The quip is likely to be heard even more nowadays, because a study by Meredith VanderMeer and colleagues from the Oregon Department of Public Health has shown that patients who were hospitalized for seasonal (not H1N1) flu–and who by coincidence were taking statins–had a lower risk of dying from the infection.
VanderMeer reported her team’s findings at the annual meeting of the Infectious Diseases Society of America.
In their study of 2,800 people hospitalized for flu complications, 801 patients were taking statins for high cholesterol at the time of admission. Only 17 of of them died in the hospital or within 30 days of discharge. In the remaining 1999 patients who were not taking statins, 64 died.
The difference in mortality, 2.1% vs. 3.2%, amounted to a statistically significant 54% reduction, and persisted after controlling for confounding factors such as age and the use of antiviral drugs.
Patients in the study were taking a variety of statins, including Crestor, Lescol, Lipitor, Mevacor, Pravachol, and Zocor. It was not clear whether any one of them was associated with more beneficial effects than the others.
The data for the study was pulled from the CDC’s Emerging Infections Program and covered the 2007-2008 influenza season (again, not H1N1).
According to VanderMeer, the link between statins and decreased seasonal flu mortality is not entirely surprising. Flu complications like pneumonia are caused by inflammation, and statins have anti-inflammatory effects.

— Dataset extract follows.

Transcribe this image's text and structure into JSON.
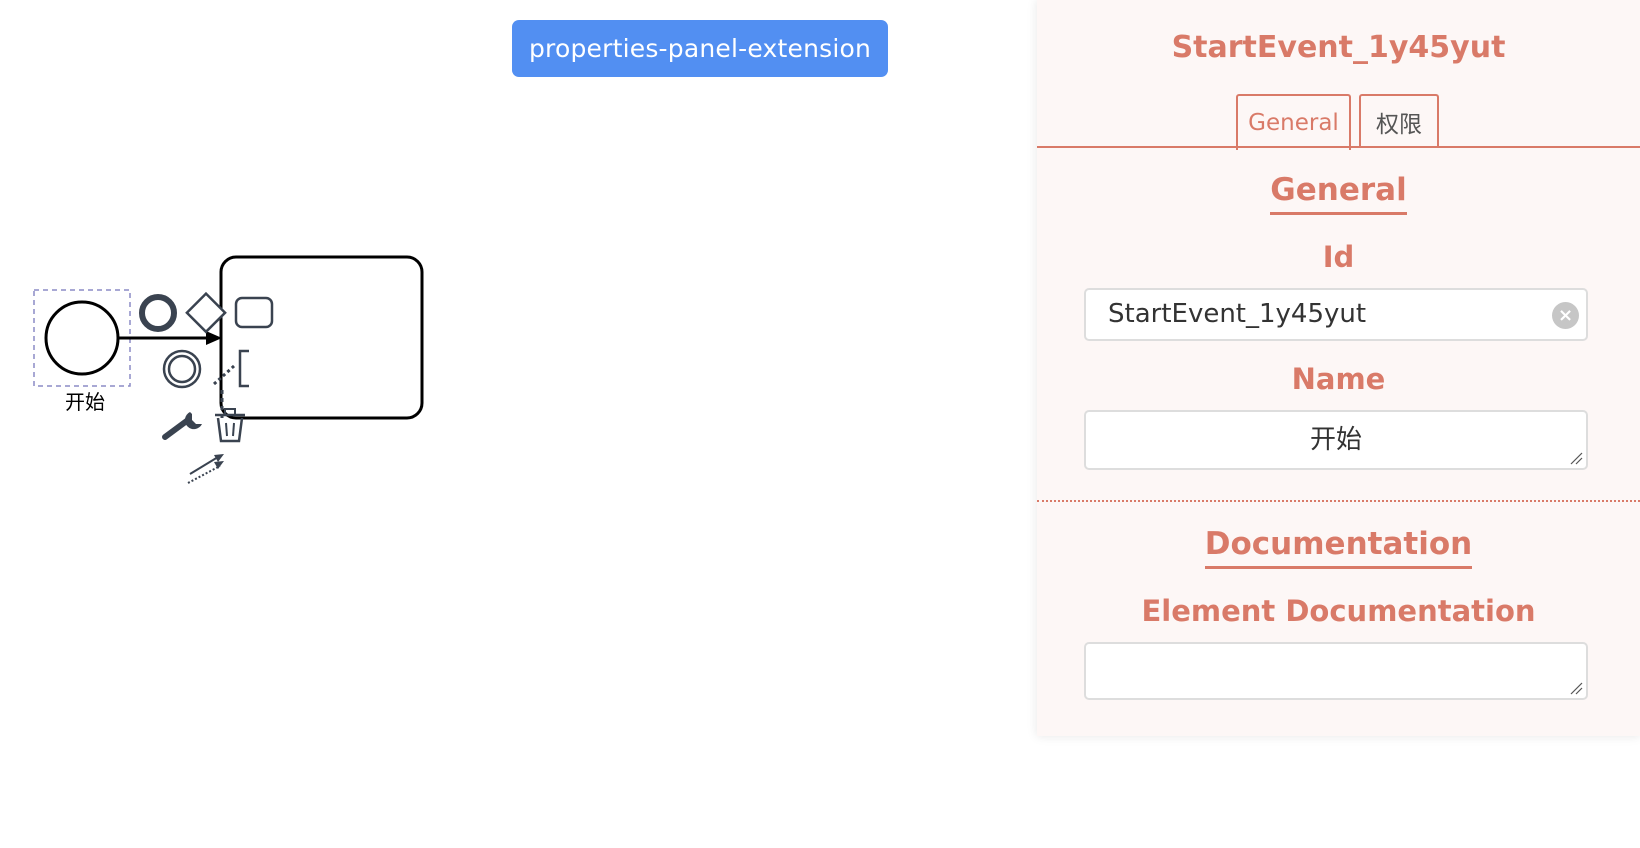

VanderMeer suggested that a randomized controlled trial might help confirm her teams’ findings.